• _Task prompt_
Pick out each line of the records that includes the string "this", and copy it.

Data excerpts
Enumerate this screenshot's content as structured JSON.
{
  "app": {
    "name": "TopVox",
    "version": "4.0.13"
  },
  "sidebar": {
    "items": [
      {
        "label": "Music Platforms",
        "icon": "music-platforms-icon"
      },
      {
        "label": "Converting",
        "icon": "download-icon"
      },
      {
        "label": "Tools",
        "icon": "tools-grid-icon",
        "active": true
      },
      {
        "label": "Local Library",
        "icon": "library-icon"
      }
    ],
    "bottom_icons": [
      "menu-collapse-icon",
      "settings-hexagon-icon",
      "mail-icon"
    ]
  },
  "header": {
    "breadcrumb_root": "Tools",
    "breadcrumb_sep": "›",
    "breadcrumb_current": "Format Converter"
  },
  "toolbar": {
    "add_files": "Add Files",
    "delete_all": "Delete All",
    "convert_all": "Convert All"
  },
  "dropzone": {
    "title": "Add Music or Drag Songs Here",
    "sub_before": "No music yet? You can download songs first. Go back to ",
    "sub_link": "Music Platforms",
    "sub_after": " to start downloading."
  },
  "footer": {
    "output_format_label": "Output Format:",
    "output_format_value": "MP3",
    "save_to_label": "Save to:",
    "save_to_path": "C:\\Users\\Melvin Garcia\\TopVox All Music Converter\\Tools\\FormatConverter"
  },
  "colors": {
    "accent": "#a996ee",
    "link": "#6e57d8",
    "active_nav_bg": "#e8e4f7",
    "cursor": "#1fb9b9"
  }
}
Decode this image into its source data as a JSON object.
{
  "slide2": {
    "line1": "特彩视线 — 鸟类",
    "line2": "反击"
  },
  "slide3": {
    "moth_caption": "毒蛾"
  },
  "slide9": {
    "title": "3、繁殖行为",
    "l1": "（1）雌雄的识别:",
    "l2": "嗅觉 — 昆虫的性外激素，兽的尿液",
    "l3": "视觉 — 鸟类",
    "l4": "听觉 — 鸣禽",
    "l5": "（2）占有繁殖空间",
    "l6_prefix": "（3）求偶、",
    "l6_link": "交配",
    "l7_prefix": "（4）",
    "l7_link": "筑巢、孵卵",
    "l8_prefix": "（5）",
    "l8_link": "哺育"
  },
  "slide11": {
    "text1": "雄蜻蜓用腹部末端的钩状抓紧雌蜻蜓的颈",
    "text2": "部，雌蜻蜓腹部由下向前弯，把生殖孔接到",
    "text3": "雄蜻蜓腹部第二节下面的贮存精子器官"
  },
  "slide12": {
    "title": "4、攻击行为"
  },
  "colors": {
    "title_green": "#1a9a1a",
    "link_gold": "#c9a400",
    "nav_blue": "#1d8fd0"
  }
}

• _Answer space_
Enumerate this screenshot's content as structured JSON.
Decode this image into its source data as a JSON object.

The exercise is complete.